I could tell you that it’s unlike anything you’ll ever know.
That you’ll get it. As you climb the Cascades and descend Going To The Sun Road, you’ll understand what all the poetry means when they talk about emerald green waters and the indigo mirroring of lakes. The vast and haunting endlessness of the sky. The thrill of cities and peace of tiny towns. You’ll understand it with your skin, too, not just your eyes. Your heart and your blood will know and remember it.
I could warn you that in those six- to eight-hour days of 60-100 miles, a type of sublime madness occurs. That your mind will bring up that shit you don’t want to deal with or don’t even know you’re avoiding. That it will ride with you for miles, calling out your name and make you cry or bike harder or stop. But I could also reassure you that it will get quieter. That a few days in, without you even recognizing it, you’ll be riding in silence. Maybe even for hours. Heck, maybe you’ll even realize that if a voice is being heard, something deeper in you had to have been listening, and that deeper self is still riding your bike after the voice is gone. Makes you sometimes wonder if this is maybe the real you.
I could tell you impossible only really exists at the bottom when you look up at that crazy pass. When you’re on it, when you’re pouring sweat and your legs are burning and the sun is hot, it’s really hard. Like, really, really hard. But it’s not impossible. You could do three mile days or hitchhike or push your bike, but you’re going to make it to the top.
I could warn you that your body will sometimes feel like it’s turning against you. That muscles you didn’t even know existed will gnaw at you for days. That your butt will throb with sores and sitting down on your seat might feel like torture. Maybe you’ve never gotten a yeast infection before but riding in those cool, wet shorts certainly changed that, and the homeopathic remedy didn’t really help and now you’re on your period and kind of sick and that sucks. Oh! Did I mention the mosquitoes? And the 20 mph winds that were supposed to be tailwinds but are definitely headwinds and that at night get up to 70 mph and tip your tent over 90° so you have to reset up in the bathroom to prevent the hail from poking holes in your rainfly?
I could tell you that human kindness knows no limits. That people want to take care of you and will go out of their way when they see you on the side of the road to drive to a grocery store and backtrack to give you snacks and water. That people will welcome you into their homes and make you incredible meals and let you sleep in their beds and will be so enthralled by your story and what you’re doing that sometimes as you’re talking, you will be, too.
I can tell you that you might make a new family along the way, gathering people of all ages going in all different directions. At night over a dinner of assorted backpacker meals, you will laugh for hours about all the crazy stuff that’s happened because you’re delirious from the day’s ride and because it feels so good to be with people. But I could also warn you that knowing that community makes you feel its absence so much more when you have to go your separate ways. That sometimes it seems better to stay alone so you don’t have to feel it. Then you look at that bandana he gave you or that peanut butter the couple in the airstream insisted you take after they made you breakfast and dinner and you remember that’s always worth it. Connection is always worth it.

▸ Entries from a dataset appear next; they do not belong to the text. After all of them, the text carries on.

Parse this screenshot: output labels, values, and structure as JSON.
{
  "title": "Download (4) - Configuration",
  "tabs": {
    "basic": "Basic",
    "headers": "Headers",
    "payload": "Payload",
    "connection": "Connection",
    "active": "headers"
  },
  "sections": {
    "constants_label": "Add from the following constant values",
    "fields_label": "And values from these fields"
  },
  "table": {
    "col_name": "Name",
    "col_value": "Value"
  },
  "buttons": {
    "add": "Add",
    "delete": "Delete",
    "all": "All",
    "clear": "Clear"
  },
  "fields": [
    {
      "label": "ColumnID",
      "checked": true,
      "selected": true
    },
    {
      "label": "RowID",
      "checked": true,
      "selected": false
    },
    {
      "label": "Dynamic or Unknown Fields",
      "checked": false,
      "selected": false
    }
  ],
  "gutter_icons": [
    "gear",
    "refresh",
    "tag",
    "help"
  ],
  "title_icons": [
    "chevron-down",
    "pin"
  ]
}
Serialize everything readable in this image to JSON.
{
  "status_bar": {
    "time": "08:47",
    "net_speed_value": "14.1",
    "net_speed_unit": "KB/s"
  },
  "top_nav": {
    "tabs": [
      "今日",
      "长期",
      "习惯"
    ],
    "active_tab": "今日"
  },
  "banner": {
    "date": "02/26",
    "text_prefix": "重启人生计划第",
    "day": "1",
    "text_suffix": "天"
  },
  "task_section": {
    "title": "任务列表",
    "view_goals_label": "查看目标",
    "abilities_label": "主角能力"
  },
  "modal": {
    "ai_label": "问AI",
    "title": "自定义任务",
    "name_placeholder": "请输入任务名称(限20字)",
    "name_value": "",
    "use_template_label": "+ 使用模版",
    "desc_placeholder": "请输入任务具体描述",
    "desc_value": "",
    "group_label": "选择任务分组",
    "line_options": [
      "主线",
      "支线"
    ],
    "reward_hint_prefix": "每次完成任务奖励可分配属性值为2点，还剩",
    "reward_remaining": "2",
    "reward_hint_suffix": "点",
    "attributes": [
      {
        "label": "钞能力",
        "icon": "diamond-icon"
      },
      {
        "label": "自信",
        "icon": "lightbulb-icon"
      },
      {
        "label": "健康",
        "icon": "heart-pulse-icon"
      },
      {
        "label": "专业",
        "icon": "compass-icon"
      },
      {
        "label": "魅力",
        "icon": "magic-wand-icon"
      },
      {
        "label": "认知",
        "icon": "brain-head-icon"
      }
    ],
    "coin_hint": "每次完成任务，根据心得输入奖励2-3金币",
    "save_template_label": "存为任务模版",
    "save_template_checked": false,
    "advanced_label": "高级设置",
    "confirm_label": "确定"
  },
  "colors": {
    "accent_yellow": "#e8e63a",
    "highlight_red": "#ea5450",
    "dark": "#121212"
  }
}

I could tell you all this but this is my story, and yours will be something entirely different. What pushes you up that final stretch, what makes you want to quit, what blows you away about yourself, and what you see will all be so distinct. So divinely and spectacularly yours. And that, my friend, is something I would love to hear about.